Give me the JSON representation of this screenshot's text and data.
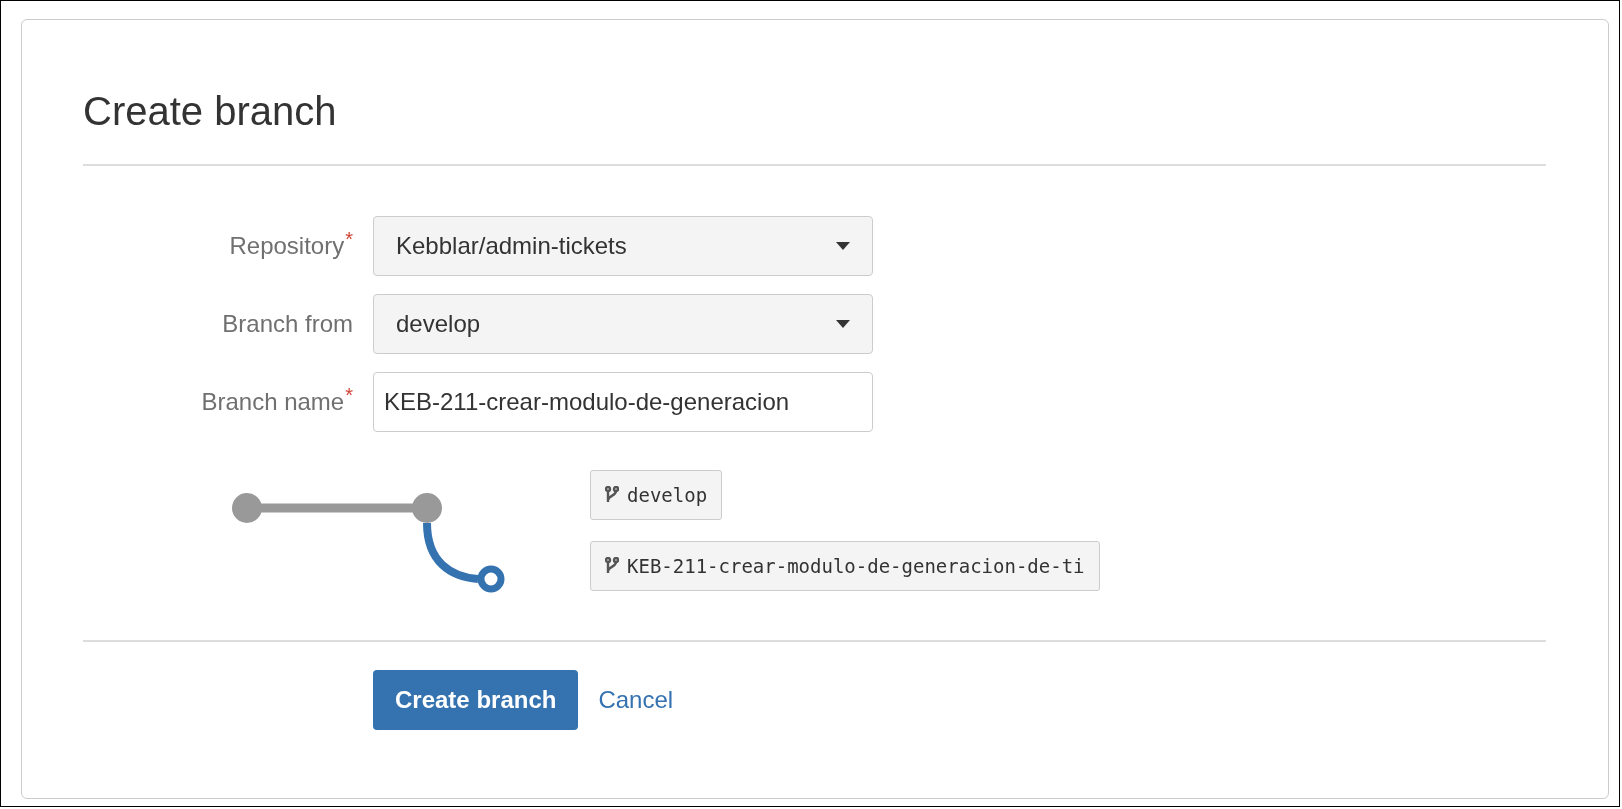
{
  "dialog": {
    "title": "Create branch"
  },
  "fields": [
    {
      "kind": "select",
      "label": "Repository",
      "required_mark": "*",
      "value": "Kebblar/admin-tickets"
    },
    {
      "kind": "select",
      "label": "Branch from",
      "value": "develop"
    },
    {
      "kind": "input",
      "label": "Branch name",
      "required_mark": "*",
      "value": "KEB-211-crear-modulo-de-generacion"
    }
  ],
  "preview": {
    "branches": [
      {
        "name": "develop"
      },
      {
        "name": "KEB-211-crear-modulo-de-generacion-de-ti"
      }
    ]
  },
  "buttons": [
    {
      "kind": "primary",
      "label": "Create branch"
    },
    {
      "kind": "link",
      "label": "Cancel"
    }
  ]
}
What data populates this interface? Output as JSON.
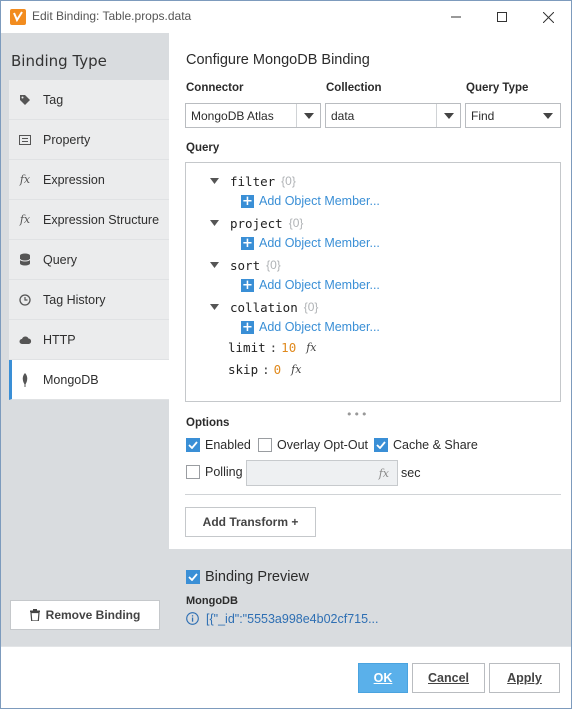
{
  "window": {
    "title": "Edit Binding: Table.props.data"
  },
  "left": {
    "heading": "Binding Type",
    "items": [
      {
        "label": "Tag",
        "icon": "tag-icon"
      },
      {
        "label": "Property",
        "icon": "property-icon"
      },
      {
        "label": "Expression",
        "icon": "fx-icon"
      },
      {
        "label": "Expression Structure",
        "icon": "fx-icon"
      },
      {
        "label": "Query",
        "icon": "database-icon"
      },
      {
        "label": "Tag History",
        "icon": "clock-icon"
      },
      {
        "label": "HTTP",
        "icon": "cloud-icon"
      },
      {
        "label": "MongoDB",
        "icon": "mongodb-leaf-icon",
        "active": true
      }
    ],
    "remove_label": "Remove Binding"
  },
  "config": {
    "title": "Configure MongoDB Binding",
    "connector_label": "Connector",
    "connector_value": "MongoDB Atlas",
    "collection_label": "Collection",
    "collection_value": "data",
    "querytype_label": "Query Type",
    "querytype_value": "Find",
    "query_label": "Query",
    "query": {
      "filter_key": "filter",
      "filter_count": "{0}",
      "project_key": "project",
      "project_count": "{0}",
      "sort_key": "sort",
      "sort_count": "{0}",
      "collation_key": "collation",
      "collation_count": "{0}",
      "add_member": "Add Object Member...",
      "limit_key": "limit",
      "limit_value": "10",
      "skip_key": "skip",
      "skip_value": "0",
      "colon": ":",
      "fx": "fx"
    },
    "options_label": "Options",
    "enabled_label": "Enabled",
    "overlay_label": "Overlay Opt-Out",
    "cache_label": "Cache & Share",
    "polling_label": "Polling",
    "polling_fx": "fx",
    "sec_label": "sec",
    "add_transform": "Add Transform +"
  },
  "preview": {
    "title": "Binding Preview",
    "subtitle": "MongoDB",
    "value": "[{\"_id\":\"5553a998e4b02cf715..."
  },
  "footer": {
    "ok": "OK",
    "cancel": "Cancel",
    "apply": "Apply"
  },
  "colors": {
    "accent": "#3a8fd6",
    "ok_button": "#5ab0ea",
    "panel": "#d9dcdf",
    "number": "#e08a1e"
  }
}
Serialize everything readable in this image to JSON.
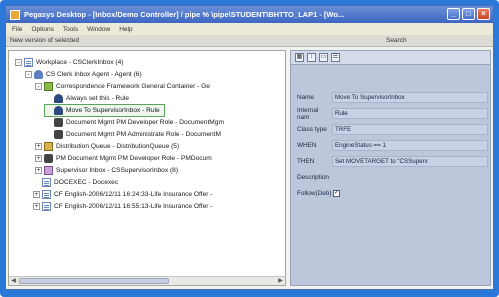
{
  "window": {
    "title": "Pegasys Desktop - [Inbox/Demo Controller] / pipe % \\pipe\\STUDENT\\BHTTO_LAP1 - [Wo..."
  },
  "menubar": {
    "items": [
      "File",
      "Options",
      "Tools",
      "Window",
      "Help"
    ]
  },
  "toolstrip": {
    "left_label": "New version of selected",
    "search_label": "Search"
  },
  "tree": [
    {
      "label": "Workplace - CSClerkInbox (4)",
      "icon": "document-icon",
      "expander": "-",
      "selected": false
    },
    {
      "label": "CS Clerk Inbox Agent - Agent (6)",
      "icon": "agent-icon",
      "expander": "-",
      "selected": false
    },
    {
      "label": "Correspondence Framework General Container - Ge",
      "icon": "container-icon",
      "expander": "-",
      "selected": false
    },
    {
      "label": "Always set this - Rule",
      "icon": "rule-icon",
      "expander": "",
      "selected": false
    },
    {
      "label": "Move To SupervisorInbox - Rule",
      "icon": "rule-icon",
      "expander": "",
      "selected": true
    },
    {
      "label": "Document Mgmt PM Developer Role - DocumentMgm",
      "icon": "role-icon",
      "expander": "",
      "selected": false
    },
    {
      "label": "Document Mgmt PM Administrate Role - DocumentM",
      "icon": "role-icon",
      "expander": "",
      "selected": false
    },
    {
      "label": "Distribution Queue - DistributionQueue (5)",
      "icon": "queue-icon",
      "expander": "+",
      "selected": false
    },
    {
      "label": "PM Document Mgmt PM Developer Role - PMDocum",
      "icon": "role-icon",
      "expander": "+",
      "selected": false
    },
    {
      "label": "Supervisor Inbox - CSSupervisorInbox (8)",
      "icon": "inbox-icon",
      "expander": "+",
      "selected": false
    },
    {
      "label": "DOCEXEC - Docexec",
      "icon": "document-icon",
      "expander": "",
      "selected": false
    },
    {
      "label": "CF English-2006/12/11 16:24:33-Life Insurance Offer -",
      "icon": "document-icon",
      "expander": "+",
      "selected": false
    },
    {
      "label": "CF English-2006/12/11 16:55:13-Life Insurance Offer -",
      "icon": "document-icon",
      "expander": "+",
      "selected": false
    }
  ],
  "properties": {
    "toolbar_icons": [
      "grid-view-icon",
      "sort-icon",
      "page-icon",
      "options-icon"
    ],
    "rows": [
      {
        "label": "Name",
        "value": "Move To SupervisorInbox"
      },
      {
        "label": "Internal nam",
        "value": "Rule"
      },
      {
        "label": "Class type",
        "value": "TRFE"
      },
      {
        "label": "WHEN",
        "value": "EngineStatus == 1"
      },
      {
        "label": "THEN",
        "value": "Set MOVETARGET to \"CSSuperv"
      },
      {
        "label": "Description",
        "value": ""
      },
      {
        "label": "Follow(Deb)",
        "value": ""
      }
    ]
  }
}
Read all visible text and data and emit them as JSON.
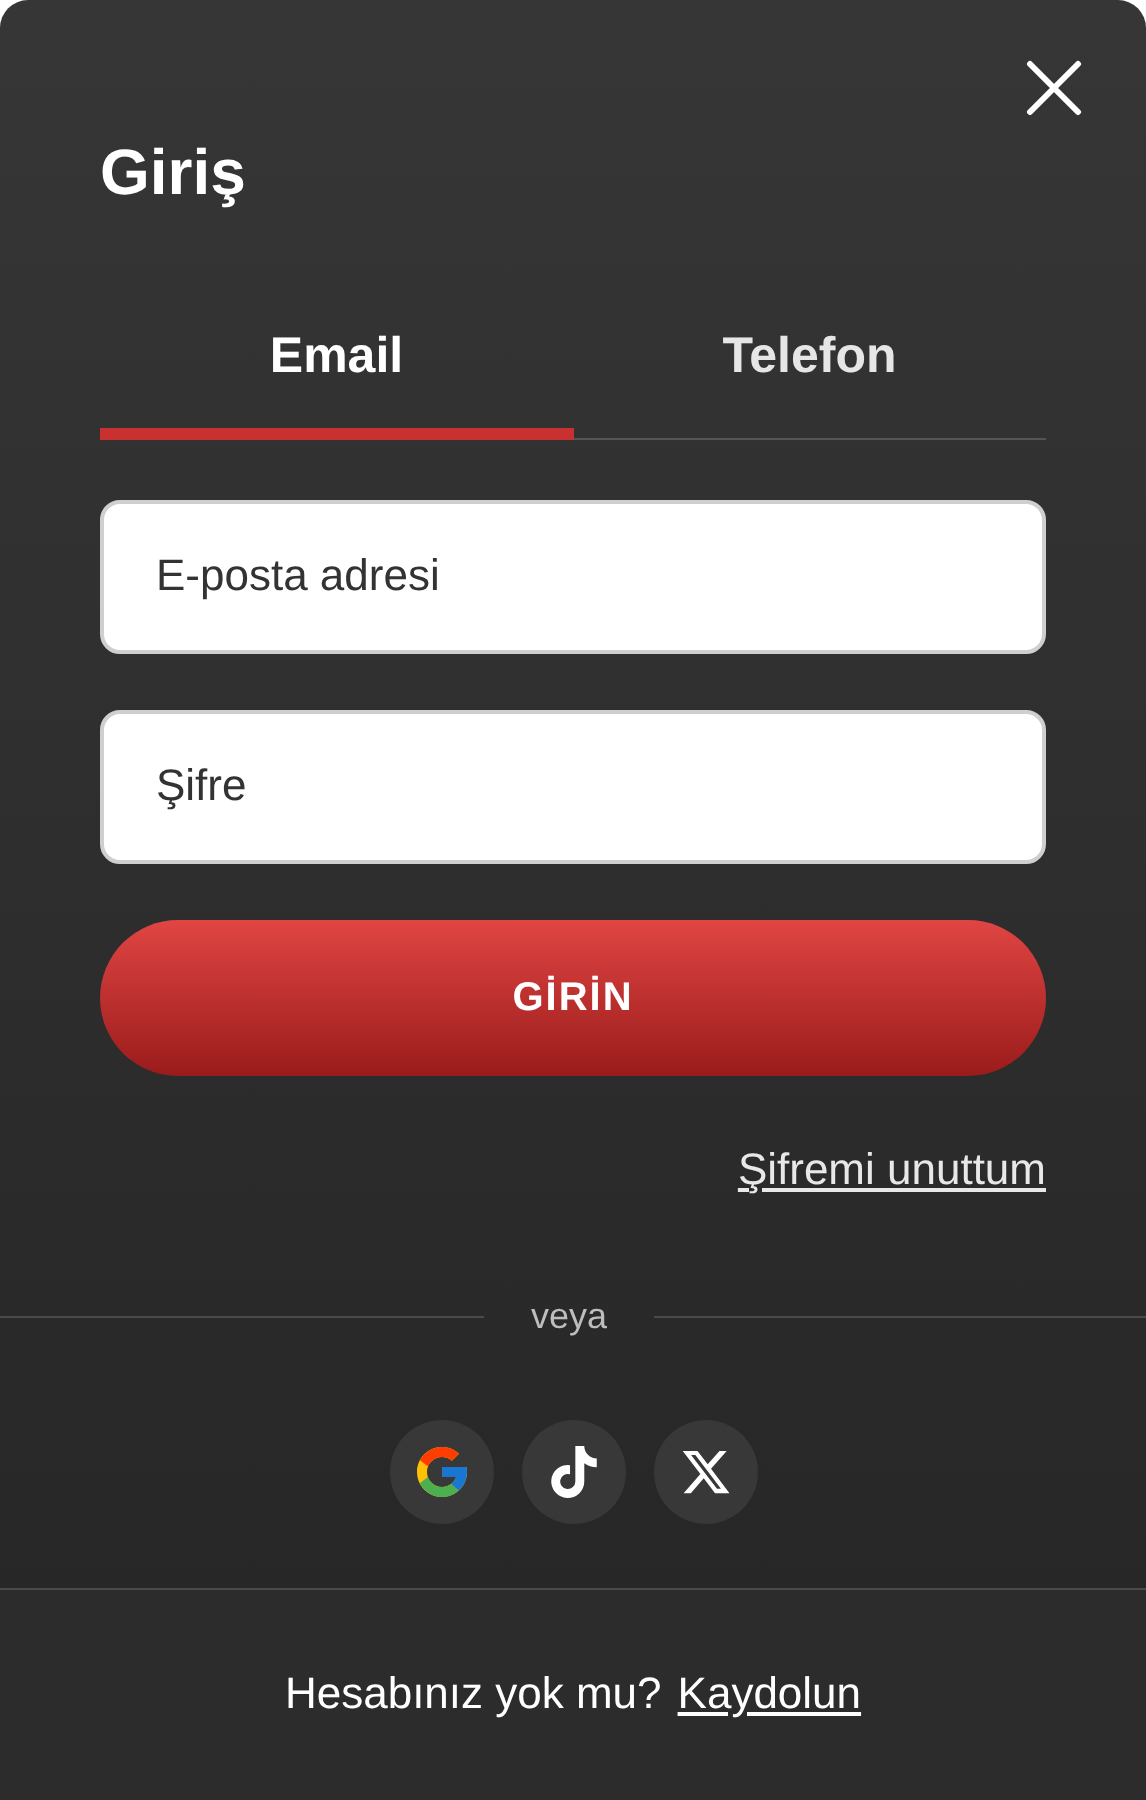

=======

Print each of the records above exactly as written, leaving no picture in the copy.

Give me the JSON representation of this screenshot's text and data.
{
  "dialog": {
    "title": "Create branch"
  },
  "fields": [
    {
      "kind": "select",
      "label": "Repository",
      "required_mark": "*",
      "value": "Kebblar/admin-tickets"
    },
    {
      "kind": "select",
      "label": "Branch from",
      "value": "develop"
    },
    {
      "kind": "input",
      "label": "Branch name",
      "required_mark": "*",
      "value": "KEB-211-crear-modulo-de-generacion"
    }
  ],
  "preview": {
    "branches": [
      {
        "name": "develop"
      },
      {
        "name": "KEB-211-crear-modulo-de-generacion-de-ti"
      }
    ]
  },
  "buttons": [
    {
      "kind": "primary",
      "label": "Create branch"
    },
    {
      "kind": "link",
      "label": "Cancel"
    }
  ]
}
What data populates this interface? Output as JSON.
{
  "window": {
    "title": "Edit Binding: Table.props.data"
  },
  "left": {
    "heading": "Binding Type",
    "items": [
      {
        "label": "Tag",
        "icon": "tag-icon"
      },
      {
        "label": "Property",
        "icon": "property-icon"
      },
      {
        "label": "Expression",
        "icon": "fx-icon"
      },
      {
        "label": "Expression Structure",
        "icon": "fx-icon"
      },
      {
        "label": "Query",
        "icon": "database-icon"
      },
      {
        "label": "Tag History",
        "icon": "clock-icon"
      },
      {
        "label": "HTTP",
        "icon": "cloud-icon"
      },
      {
        "label": "MongoDB",
        "icon": "mongodb-leaf-icon",
        "active": true
      }
    ],
    "remove_label": "Remove Binding"
  },
  "config": {
    "title": "Configure MongoDB Binding",
    "connector_label": "Connector",
    "connector_value": "MongoDB Atlas",
    "collection_label": "Collection",
    "collection_value": "data",
    "querytype_label": "Query Type",
    "querytype_value": "Find",
    "query_label": "Query",
    "query": {
      "filter_key": "filter",
      "filter_count": "{0}",
      "project_key": "project",
      "project_count": "{0}",
      "sort_key": "sort",
      "sort_count": "{0}",
      "collation_key": "collation",
      "collation_count": "{0}",
      "add_member": "Add Object Member...",
      "limit_key": "limit",
      "limit_value": "10",
      "skip_key": "skip",
      "skip_value": "0",
      "colon": ":",
      "fx": "fx"
    },
    "options_label": "Options",
    "enabled_label": "Enabled",
    "overlay_label": "Overlay Opt-Out",
    "cache_label": "Cache & Share",
    "polling_label": "Polling",
    "polling_fx": "fx",
    "sec_label": "sec",
    "add_transform": "Add Transform +"
  },
  "preview": {
    "title": "Binding Preview",
    "subtitle": "MongoDB",
    "value": "[{\"_id\":\"5553a998e4b02cf715..."
  },
  "footer": {
    "ok": "OK",
    "cancel": "Cancel",
    "apply": "Apply"
  },
  "colors": {
    "accent": "#3a8fd6",
    "ok_button": "#5ab0ea",
    "panel": "#d9dcdf",
    "number": "#e08a1e"
  }
}
Serialize everything readable in this image to JSON.
{
  "window": {
    "title": "Pegasys Desktop - [Inbox/Demo Controller] / pipe % \\pipe\\STUDENT\\BHTTO_LAP1 - [Wo..."
  },
  "menubar": {
    "items": [
      "File",
      "Options",
      "Tools",
      "Window",
      "Help"
    ]
  },
  "toolstrip": {
    "left_label": "New version of selected",
    "search_label": "Search"
  },
  "tree": [
    {
      "label": "Workplace - CSClerkInbox (4)",
      "icon": "document-icon",
      "expander": "-",
      "selected": false
    },
    {
      "label": "CS Clerk Inbox Agent - Agent (6)",
      "icon": "agent-icon",
      "expander": "-",
      "selected": false
    },
    {
      "label": "Correspondence Framework General Container - Ge",
      "icon": "container-icon",
      "expander": "-",
      "selected": false
    },
    {
      "label": "Always set this - Rule",
      "icon": "rule-icon",
      "expander": "",
      "selected": false
    },
    {
      "label": "Move To SupervisorInbox - Rule",
      "icon": "rule-icon",
      "expander": "",
      "selected": true
    },
    {
      "label": "Document Mgmt PM Developer Role - DocumentMgm",
      "icon": "role-icon",
      "expander": "",
      "selected": false
    },
    {
      "label": "Document Mgmt PM Administrate Role - DocumentM",
      "icon": "role-icon",
      "expander": "",
      "selected": false
    },
    {
      "label": "Distribution Queue - DistributionQueue (5)",
      "icon": "queue-icon",
      "expander": "+",
      "selected": false
    },
    {
      "label": "PM Document Mgmt PM Developer Role - PMDocum",
      "icon": "role-icon",
      "expander": "+",
      "selected": false
    },
    {
      "label": "Supervisor Inbox - CSSupervisorInbox (8)",
      "icon": "inbox-icon",
      "expander": "+",
      "selected": false
    },
    {
      "label": "DOCEXEC - Docexec",
      "icon": "document-icon",
      "expander": "",
      "selected": false
    },
    {
      "label": "CF English-2006/12/11 16:24:33-Life Insurance Offer -",
      "icon": "document-icon",
      "expander": "+",
      "selected": false
    },
    {
      "label": "CF English-2006/12/11 16:55:13-Life Insurance Offer -",
      "icon": "document-icon",
      "expander": "+",
      "selected": false
    }
  ],
  "properties": {
    "toolbar_icons": [
      "grid-view-icon",
      "sort-icon",
      "page-icon",
      "options-icon"
    ],
    "rows": [
      {
        "label": "Name",
        "value": "Move To SupervisorInbox"
      },
      {
        "label": "Internal nam",
        "value": "Rule"
      },
      {
        "label": "Class type",
        "value": "TRFE"
      },
      {
        "label": "WHEN",
        "value": "EngineStatus == 1"
      },
      {
        "label": "THEN",
        "value": "Set MOVETARGET to \"CSSuperv"
      },
      {
        "label": "Description",
        "value": ""
      },
      {
        "label": "Follow(Deb)",
        "value": ""
      }
    ]
  }
}
Read all visible text and data and emit them as JSON.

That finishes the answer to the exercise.